WHAT YOU ARE ASKED TO DO: Set the data down again, exactly as it reads, but without the pictures.

SUPPLIED RECORDS:
=== Section Start ===

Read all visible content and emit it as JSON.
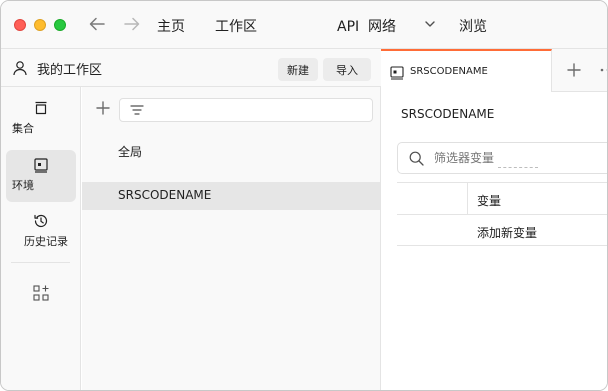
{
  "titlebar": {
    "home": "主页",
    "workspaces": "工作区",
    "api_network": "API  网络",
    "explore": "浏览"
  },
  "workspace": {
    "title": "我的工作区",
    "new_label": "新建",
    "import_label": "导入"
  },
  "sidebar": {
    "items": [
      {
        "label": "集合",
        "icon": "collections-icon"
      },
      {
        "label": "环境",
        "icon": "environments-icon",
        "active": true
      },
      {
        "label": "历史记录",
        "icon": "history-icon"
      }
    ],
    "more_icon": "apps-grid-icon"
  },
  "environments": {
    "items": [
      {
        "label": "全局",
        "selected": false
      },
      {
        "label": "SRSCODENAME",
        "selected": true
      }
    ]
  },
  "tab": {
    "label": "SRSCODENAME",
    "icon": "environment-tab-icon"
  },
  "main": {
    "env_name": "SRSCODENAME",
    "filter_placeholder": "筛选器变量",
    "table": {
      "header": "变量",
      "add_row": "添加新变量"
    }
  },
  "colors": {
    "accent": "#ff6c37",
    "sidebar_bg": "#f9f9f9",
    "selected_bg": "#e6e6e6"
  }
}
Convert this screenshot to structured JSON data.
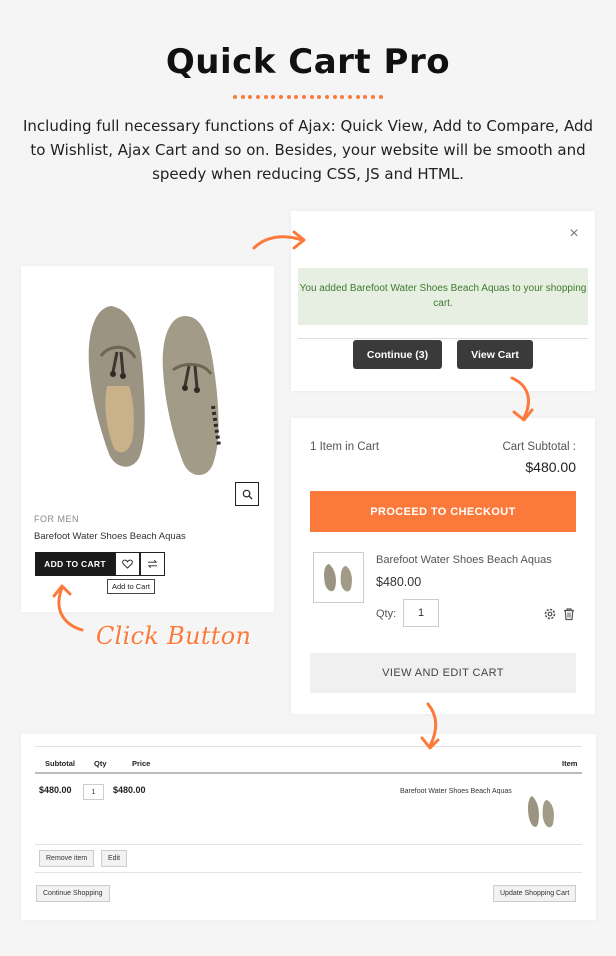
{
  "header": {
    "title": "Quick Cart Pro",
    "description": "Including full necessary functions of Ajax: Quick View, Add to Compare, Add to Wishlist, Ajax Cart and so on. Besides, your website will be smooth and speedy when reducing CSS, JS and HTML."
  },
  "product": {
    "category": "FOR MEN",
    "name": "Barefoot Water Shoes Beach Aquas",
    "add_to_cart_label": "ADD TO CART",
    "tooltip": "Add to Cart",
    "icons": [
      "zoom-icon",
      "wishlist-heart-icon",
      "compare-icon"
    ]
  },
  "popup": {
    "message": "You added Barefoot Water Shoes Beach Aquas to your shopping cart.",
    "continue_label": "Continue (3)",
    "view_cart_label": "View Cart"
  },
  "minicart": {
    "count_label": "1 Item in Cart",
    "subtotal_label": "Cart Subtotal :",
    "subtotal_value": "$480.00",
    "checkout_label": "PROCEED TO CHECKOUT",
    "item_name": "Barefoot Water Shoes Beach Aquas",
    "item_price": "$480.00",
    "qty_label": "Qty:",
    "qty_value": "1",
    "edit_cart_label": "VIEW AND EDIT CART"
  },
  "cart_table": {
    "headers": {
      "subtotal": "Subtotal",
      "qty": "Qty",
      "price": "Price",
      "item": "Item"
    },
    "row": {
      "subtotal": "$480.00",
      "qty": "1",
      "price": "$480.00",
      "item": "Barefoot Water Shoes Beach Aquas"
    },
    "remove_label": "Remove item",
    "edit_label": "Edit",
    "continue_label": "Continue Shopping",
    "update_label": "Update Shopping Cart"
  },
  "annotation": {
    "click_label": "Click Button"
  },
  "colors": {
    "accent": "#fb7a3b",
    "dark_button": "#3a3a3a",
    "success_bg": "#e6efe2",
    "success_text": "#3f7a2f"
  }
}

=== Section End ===

COMPLETED EXERCISE:
Read all visible content and emit it as JSON.
{
  "titlebar": {
    "home": "主页",
    "workspaces": "工作区",
    "api_network": "API  网络",
    "explore": "浏览"
  },
  "workspace": {
    "title": "我的工作区",
    "new_label": "新建",
    "import_label": "导入"
  },
  "sidebar": {
    "items": [
      {
        "label": "集合",
        "icon": "collections-icon"
      },
      {
        "label": "环境",
        "icon": "environments-icon",
        "active": true
      },
      {
        "label": "历史记录",
        "icon": "history-icon"
      }
    ],
    "more_icon": "apps-grid-icon"
  },
  "environments": {
    "items": [
      {
        "label": "全局",
        "selected": false
      },
      {
        "label": "SRSCODENAME",
        "selected": true
      }
    ]
  },
  "tab": {
    "label": "SRSCODENAME",
    "icon": "environment-tab-icon"
  },
  "main": {
    "env_name": "SRSCODENAME",
    "filter_placeholder": "筛选器变量",
    "table": {
      "header": "变量",
      "add_row": "添加新变量"
    }
  },
  "colors": {
    "accent": "#ff6c37",
    "sidebar_bg": "#f9f9f9",
    "selected_bg": "#e6e6e6"
  }
}
Convert this screenshot to structured JSON data.
{
  "header": {
    "title": "Quick Cart Pro",
    "description": "Including full necessary functions of Ajax: Quick View, Add to Compare, Add to Wishlist, Ajax Cart and so on. Besides, your website will be smooth and speedy when reducing CSS, JS and HTML."
  },
  "product": {
    "category": "FOR MEN",
    "name": "Barefoot Water Shoes Beach Aquas",
    "add_to_cart_label": "ADD TO CART",
    "tooltip": "Add to Cart",
    "icons": [
      "zoom-icon",
      "wishlist-heart-icon",
      "compare-icon"
    ]
  },
  "popup": {
    "message": "You added Barefoot Water Shoes Beach Aquas to your shopping cart.",
    "continue_label": "Continue (3)",
    "view_cart_label": "View Cart"
  },
  "minicart": {
    "count_label": "1 Item in Cart",
    "subtotal_label": "Cart Subtotal :",
    "subtotal_value": "$480.00",
    "checkout_label": "PROCEED TO CHECKOUT",
    "item_name": "Barefoot Water Shoes Beach Aquas",
    "item_price": "$480.00",
    "qty_label": "Qty:",
    "qty_value": "1",
    "edit_cart_label": "VIEW AND EDIT CART"
  },
  "cart_table": {
    "headers": {
      "subtotal": "Subtotal",
      "qty": "Qty",
      "price": "Price",
      "item": "Item"
    },
    "row": {
      "subtotal": "$480.00",
      "qty": "1",
      "price": "$480.00",
      "item": "Barefoot Water Shoes Beach Aquas"
    },
    "remove_label": "Remove item",
    "edit_label": "Edit",
    "continue_label": "Continue Shopping",
    "update_label": "Update Shopping Cart"
  },
  "annotation": {
    "click_label": "Click Button"
  },
  "colors": {
    "accent": "#fb7a3b",
    "dark_button": "#3a3a3a",
    "success_bg": "#e6efe2",
    "success_text": "#3f7a2f"
  }
}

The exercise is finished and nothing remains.